R' Moshe (אגרות משה או"ח חלק א סימן קס"ג) holds that it is permitted if needed. He says that times have changed, many/most people shave everyday and therefore it is permitted to shave on חול המועד. Even if a person shaved on ערב יום טוב he needs to shave again on חול המועד and everyone knows this. Because there is no way out it is permitted (see the teshuva for all his reasoning).

RYBS takes R' Moshe's position to it's logical conclusion, since you are allowed to shave you are חייב to shave because of כבוד יום טוב of the last day.

Others (see for example shmiras shabbos k'hilchasa volume 2 chapter 53) hold that chazal made a gezera not to cut hair on חול המועד and therefore it applies in any and all cases and the fact that now people shave everyday is irrelevant, just like the prohibition of taking medicine applies on shabbos nowadays even though no one grinds their own medicine.

When I was in R' Willig's shiur as a freshman in YU, this question came up and he answered as follows. he said that the minhag is for yeshiva boys not to shave and he sees no reason to change that. What about כבוד יום טוב? He quoted a line from the Chasam Sofer "ניוולו זהו כבודו" meaning that coming into the last day of יום טוב unshaven is considered כבוד יום טוב because that is the practice. כבוד is a very subjective thing and depends on the time and place. If the minhag is not to shave then that is כבוד.

It comes out that if you hold like the Rav it really depends on where you live. If you live in a place where almost no one shaves (like I do in Israel), then even according to the Rav you could say that you shouldn't shave, it is not כבוד to stand out and be different then everyone else. If you live in a place where everyone shaves then the reverse applies, you wouldn't say ניוולו זהו כבודו and therefore you would be חייב to shave. If you live in a mixed community it would seem that both sevaras apply.

As always ask your Rav what to do.


Anonymous said...
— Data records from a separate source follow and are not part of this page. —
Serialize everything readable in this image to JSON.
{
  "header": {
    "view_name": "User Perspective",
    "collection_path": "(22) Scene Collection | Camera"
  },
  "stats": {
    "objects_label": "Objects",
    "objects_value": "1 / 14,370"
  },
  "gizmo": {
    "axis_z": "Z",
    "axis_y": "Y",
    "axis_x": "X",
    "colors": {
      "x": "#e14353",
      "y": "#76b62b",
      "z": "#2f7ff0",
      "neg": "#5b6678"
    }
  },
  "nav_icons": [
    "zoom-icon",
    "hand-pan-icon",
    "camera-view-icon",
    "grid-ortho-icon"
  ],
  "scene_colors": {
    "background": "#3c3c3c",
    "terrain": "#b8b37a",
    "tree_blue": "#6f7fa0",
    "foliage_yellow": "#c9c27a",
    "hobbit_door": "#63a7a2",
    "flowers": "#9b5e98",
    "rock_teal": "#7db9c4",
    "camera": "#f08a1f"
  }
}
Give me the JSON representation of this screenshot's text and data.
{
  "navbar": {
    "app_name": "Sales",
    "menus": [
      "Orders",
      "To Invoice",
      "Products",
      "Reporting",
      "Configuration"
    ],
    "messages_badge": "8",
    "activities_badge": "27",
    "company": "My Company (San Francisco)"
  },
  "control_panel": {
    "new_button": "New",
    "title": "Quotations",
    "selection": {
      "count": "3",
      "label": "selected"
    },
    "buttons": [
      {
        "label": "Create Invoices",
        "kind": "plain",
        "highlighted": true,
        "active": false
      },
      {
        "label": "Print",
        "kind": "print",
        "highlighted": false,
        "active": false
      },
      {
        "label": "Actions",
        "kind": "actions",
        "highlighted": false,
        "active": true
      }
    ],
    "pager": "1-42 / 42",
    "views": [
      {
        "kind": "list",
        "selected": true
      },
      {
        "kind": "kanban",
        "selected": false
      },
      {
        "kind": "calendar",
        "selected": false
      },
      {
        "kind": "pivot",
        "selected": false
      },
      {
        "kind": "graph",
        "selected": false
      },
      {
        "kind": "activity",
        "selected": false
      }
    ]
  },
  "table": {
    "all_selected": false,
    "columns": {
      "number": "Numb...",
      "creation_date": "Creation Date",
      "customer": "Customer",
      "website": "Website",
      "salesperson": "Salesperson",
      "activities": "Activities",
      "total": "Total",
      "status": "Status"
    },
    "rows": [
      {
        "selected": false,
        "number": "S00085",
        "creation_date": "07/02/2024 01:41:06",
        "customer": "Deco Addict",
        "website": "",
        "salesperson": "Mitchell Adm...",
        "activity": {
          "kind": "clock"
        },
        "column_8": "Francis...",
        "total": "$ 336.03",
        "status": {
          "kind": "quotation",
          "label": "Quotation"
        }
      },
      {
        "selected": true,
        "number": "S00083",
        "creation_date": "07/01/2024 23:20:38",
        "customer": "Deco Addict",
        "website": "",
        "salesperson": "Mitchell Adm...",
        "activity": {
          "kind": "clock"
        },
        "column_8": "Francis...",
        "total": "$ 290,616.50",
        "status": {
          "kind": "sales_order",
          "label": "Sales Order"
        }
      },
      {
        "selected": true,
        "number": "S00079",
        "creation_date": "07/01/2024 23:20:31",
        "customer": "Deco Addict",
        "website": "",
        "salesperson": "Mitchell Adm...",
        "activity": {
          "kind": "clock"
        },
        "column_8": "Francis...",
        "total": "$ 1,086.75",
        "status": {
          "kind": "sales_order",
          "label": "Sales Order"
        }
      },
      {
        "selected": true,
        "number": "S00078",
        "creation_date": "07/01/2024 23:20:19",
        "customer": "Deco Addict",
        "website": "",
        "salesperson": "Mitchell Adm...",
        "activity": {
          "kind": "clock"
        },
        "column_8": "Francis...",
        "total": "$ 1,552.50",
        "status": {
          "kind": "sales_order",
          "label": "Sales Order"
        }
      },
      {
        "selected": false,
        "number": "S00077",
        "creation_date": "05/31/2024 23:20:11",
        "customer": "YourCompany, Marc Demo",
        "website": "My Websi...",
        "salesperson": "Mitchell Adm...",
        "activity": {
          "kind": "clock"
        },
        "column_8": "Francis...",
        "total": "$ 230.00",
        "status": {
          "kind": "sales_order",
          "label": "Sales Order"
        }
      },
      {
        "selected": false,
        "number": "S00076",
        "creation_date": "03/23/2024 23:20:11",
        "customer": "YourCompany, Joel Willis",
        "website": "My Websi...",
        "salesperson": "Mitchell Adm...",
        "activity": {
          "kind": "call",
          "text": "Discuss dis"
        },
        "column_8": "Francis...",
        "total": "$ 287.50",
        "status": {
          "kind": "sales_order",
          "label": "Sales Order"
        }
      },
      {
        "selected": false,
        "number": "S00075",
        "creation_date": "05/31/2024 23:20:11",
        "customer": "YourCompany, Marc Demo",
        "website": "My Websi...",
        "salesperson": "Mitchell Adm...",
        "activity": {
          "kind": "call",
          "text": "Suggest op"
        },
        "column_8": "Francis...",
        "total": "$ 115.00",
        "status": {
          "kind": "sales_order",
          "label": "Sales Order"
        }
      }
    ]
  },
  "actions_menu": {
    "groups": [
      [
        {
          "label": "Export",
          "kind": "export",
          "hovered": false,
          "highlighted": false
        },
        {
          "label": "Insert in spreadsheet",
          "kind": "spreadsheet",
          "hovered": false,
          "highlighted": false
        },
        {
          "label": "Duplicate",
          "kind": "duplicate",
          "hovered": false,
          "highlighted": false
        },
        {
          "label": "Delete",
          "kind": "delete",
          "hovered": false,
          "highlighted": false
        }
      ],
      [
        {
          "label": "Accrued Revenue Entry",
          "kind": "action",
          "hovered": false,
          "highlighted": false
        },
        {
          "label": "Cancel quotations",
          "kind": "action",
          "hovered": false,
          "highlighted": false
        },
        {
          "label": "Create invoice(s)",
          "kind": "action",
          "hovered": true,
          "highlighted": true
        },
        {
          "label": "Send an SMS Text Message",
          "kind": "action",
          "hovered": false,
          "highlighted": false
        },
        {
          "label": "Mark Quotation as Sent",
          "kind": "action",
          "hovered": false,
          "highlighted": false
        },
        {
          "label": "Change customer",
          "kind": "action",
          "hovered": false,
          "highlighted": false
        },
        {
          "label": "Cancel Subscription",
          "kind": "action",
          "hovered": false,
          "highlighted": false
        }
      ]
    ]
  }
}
I once heard from RHS that the reason the Rav permits (and therefore requires) shaving on Chol Hamoed was because he looked at the exceptions to the rule in the Mishna in MK, e.g, someone who was traveling or in prison, and determined that the common factor that prevented them from shaving was a physical impossibility of doing so on Erevc Yom Tov. Thus, explained the Rav, those men who shave regularly are physically prevented from shaving the chol hamoed stubble on their face before Yom Tov because the stubble simply was not present on Erev Yom Tov. Hence, those who shaved before Yom Tov and have grown some stubble by Chol Hamoed fall into the category of those the Mishna permits to shave on Chol Hamoed rather than those who the Mishna prohibits. This, explained RHS, was just one example of the Rav's applying "Siman Bet rather than Siman Aleph"--the halacha doesn't change, just the metzios!

Anonymous said...

if you dig this far you turn to a prejudice fast or a fundamentalist,be careful, God loves free spirit people not bias ones! God bless

bluke said...

Yes, that is very similar if not the same to R' Moshe's point. R" Shachter writes this (in brief) in Nefesh Harav.

This does not invalidate what R' Willig said. If the minhag is not to shave then the Rav might agree that there is no chiyuv because of kavod yom tov.